During the keynote, they also announced the results of the PitcHER contest where women entrepreneurs can pitch their idea and win a prize for top three and Audience favorite. The winners were young entrepreneurs who took the leap of faith to start a business on their own and became successful. The key takeaways from the panel discussion with the winners:
“You have to play the game to change the game”
“As a founder, you are lifting the weight that many can’t; so own that and be proud of it”
“You are doing the things because nobody else well.

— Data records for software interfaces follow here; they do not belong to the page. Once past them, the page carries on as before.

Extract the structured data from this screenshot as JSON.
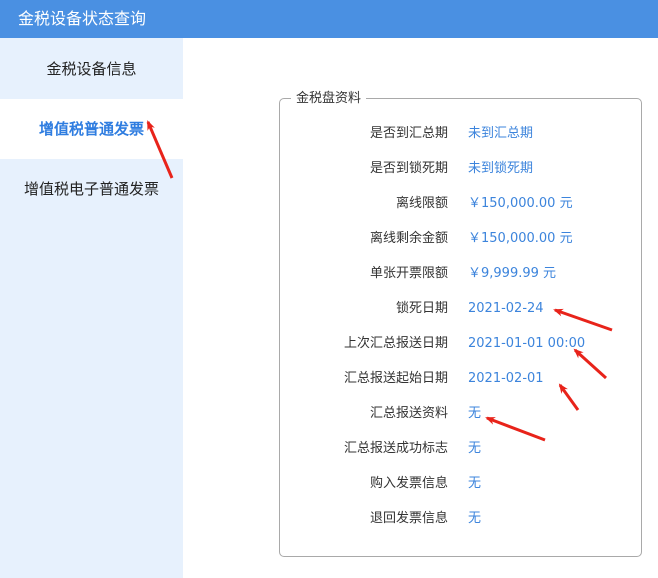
{
  "window": {
    "title": "金税设备状态查询"
  },
  "sidebar": {
    "items": [
      {
        "label": "金税设备信息"
      },
      {
        "label": "增值税普通发票"
      },
      {
        "label": "增值税电子普通发票"
      }
    ],
    "active_index": 1
  },
  "panel": {
    "legend": "金税盘资料",
    "rows": [
      {
        "label": "是否到汇总期",
        "value": "未到汇总期"
      },
      {
        "label": "是否到锁死期",
        "value": "未到锁死期"
      },
      {
        "label": "离线限额",
        "value": "￥150,000.00 元"
      },
      {
        "label": "离线剩余金额",
        "value": "￥150,000.00 元"
      },
      {
        "label": "单张开票限额",
        "value": "￥9,999.99 元"
      },
      {
        "label": "锁死日期",
        "value": "2021-02-24"
      },
      {
        "label": "上次汇总报送日期",
        "value": "2021-01-01 00:00"
      },
      {
        "label": "汇总报送起始日期",
        "value": "2021-02-01"
      },
      {
        "label": "汇总报送资料",
        "value": "无"
      },
      {
        "label": "汇总报送成功标志",
        "value": "无"
      },
      {
        "label": "购入发票信息",
        "value": "无"
      },
      {
        "label": "退回发票信息",
        "value": "无"
      }
    ]
  },
  "colors": {
    "titlebar": "#4a90e2",
    "sidebar": "#e7f1fd",
    "active_text": "#2f7de0",
    "value_text": "#3c84dc",
    "annotation_arrow": "#e8231a"
  }
}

If you don’t do it, then who?”.
“Invest in networking proactively rather than waiting for the need to come, so that when you need it, you have the people around you that can help”.
The Keynote session ended with a great talk by Megan Smith, the third CTO of US. She put forth a lot of interesting - for example, that Ida Wells used data to fight lynching and investigate journalism, that two-thirds of code-breakers at Bletchley Park were women, that Ada Lovelace, the world’s first computer programmer said in 1844 that “I hope to bequeath to the future generations calculus of the nervous system”. Megan remarked “that looks like AI to me”. It was yet another inspiring talk. In fact, after the talk, I was interested in knowing more about Ada Lovelace and found this good article Untangling the tale of Ada Lovelace. Megan also urged everyone to use computer science for all topics - remove poverty, sustainable environment etc. She also announced the initiative TimesUp for Tech which aims to use technology to solve safety, equity and dignity issues in the tech workplace.
So What’s Next?
This year’s GHC was a truly inspirational experience. Even though I consider myself a very independent woman, I was amazed and felt comfortable in the midst of the diverse community of people who are willing to support each other and help others build their career. GHC showed me that nobody is alone; there is a sea of people that understand you, are willing to support you and they also need your help.
After reflecting on what is the one thing I can do differently from now on, I have decided to help and encourage people to contribute to open source. Even though Open Source a great place to learn and gives everyone the equal opportunity to contribute, most people are afraid to step in to this world. Submitting the first pull request is a daunting thought for them. I want to help them get over that fear and doubt. I will also strive to help everyone in my team, especially the quite people so that they have a voice, give them the confidence to speak up and contribute back to the community. That is my mission from now until next GHC.comments powered by Disqus